There is humor to be mined from the direst of situations and Finish filmmaker Aki Kaurismäki has been doing just that for nearly 35 years. His latest, The Other Side of Hope (Toivon tuolla puolen), takes his well-honed, delightfully peculiar style and applies it to Europe’s refugee crisis.
Though The Other Side of Hope is set in modern-day Helsinki, nothing in the movie feels modern. Everyone smokes constantly, drinks heavily, and sits in garishly painted sets that look like leftovers cobbled together from Rainer Werner Fassbinder’s days in Germany. Toss in Kaurismäki’s flat framing and the actor’s deadpan reactions to the world around them, and you’ll begin to see The Other Side of Hope as a fairy-tale for a cruel and indifferent world; indifferent toward Khaled (Sherwan Haji), a displaced Syrian seeking asylum, and indifferent toward Wikström (Sakari Kuosmanen), a salesman who dreams of owning a restaurant.

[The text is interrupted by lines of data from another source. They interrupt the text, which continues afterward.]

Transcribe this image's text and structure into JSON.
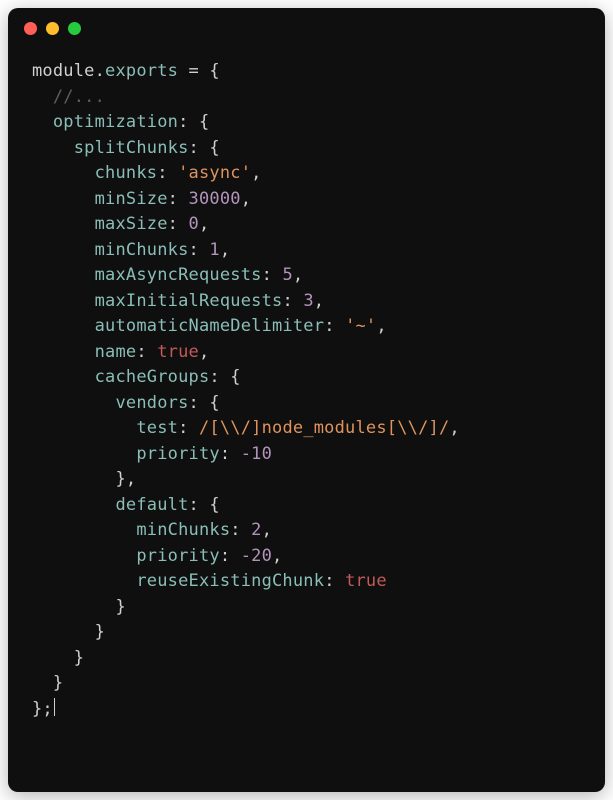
{
  "titlebar": {
    "buttons": [
      "close",
      "minimize",
      "maximize"
    ]
  },
  "code": {
    "line1_module": "module",
    "line1_dot": ".",
    "line1_exports": "exports",
    "line1_rest": " = {",
    "line2_comment": "  //...",
    "line3_prop": "  optimization",
    "line3_rest": ": {",
    "line4_prop": "    splitChunks",
    "line4_rest": ": {",
    "line5_prop": "      chunks",
    "line5_colon": ": ",
    "line5_val": "'async'",
    "line5_comma": ",",
    "line6_prop": "      minSize",
    "line6_colon": ": ",
    "line6_val": "30000",
    "line6_comma": ",",
    "line7_prop": "      maxSize",
    "line7_colon": ": ",
    "line7_val": "0",
    "line7_comma": ",",
    "line8_prop": "      minChunks",
    "line8_colon": ": ",
    "line8_val": "1",
    "line8_comma": ",",
    "line9_prop": "      maxAsyncRequests",
    "line9_colon": ": ",
    "line9_val": "5",
    "line9_comma": ",",
    "line10_prop": "      maxInitialRequests",
    "line10_colon": ": ",
    "line10_val": "3",
    "line10_comma": ",",
    "line11_prop": "      automaticNameDelimiter",
    "line11_colon": ": ",
    "line11_val": "'~'",
    "line11_comma": ",",
    "line12_prop": "      name",
    "line12_colon": ": ",
    "line12_val": "true",
    "line12_comma": ",",
    "line13_prop": "      cacheGroups",
    "line13_rest": ": {",
    "line14_prop": "        vendors",
    "line14_rest": ": {",
    "line15_prop": "          test",
    "line15_colon": ": ",
    "line15_val": "/[\\\\/]node_modules[\\\\/]/",
    "line15_comma": ",",
    "line16_prop": "          priority",
    "line16_colon": ": ",
    "line16_val": "-10",
    "line17_close": "        },",
    "line18_prop": "        default",
    "line18_rest": ": {",
    "line19_prop": "          minChunks",
    "line19_colon": ": ",
    "line19_val": "2",
    "line19_comma": ",",
    "line20_prop": "          priority",
    "line20_colon": ": ",
    "line20_val": "-20",
    "line20_comma": ",",
    "line21_prop": "          reuseExistingChunk",
    "line21_colon": ": ",
    "line21_val": "true",
    "line22_close": "        }",
    "line23_close": "      }",
    "line24_close": "    }",
    "line25_close": "  }",
    "line26_close": "};"
  }
}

Khaled and Wikström’s paths cross twice, first at the crossroads of their respective lives, second when Khaled needs a helping hand. Later on, we’ll learn about Khaled’s harrowing journey to freedom in detail but Wikström’s backstory is a touch more oblique. Only a quick interaction with his ex-wife betrays the burden Wickström once carried.
These moments are what make The Other Side of Hope such a lovely and humane film, but it is Kaurismaki’s idiosyncratic framing and structure that make it hilarious at the same time. It’s not always easy to laugh at the bleakness of life, but there comes a moment when either we must or we will break into a thousand pieces, never to be assembled once again. Thank goodness we still have some clowns that help light the way.
The Other Side of Hope is in limited release.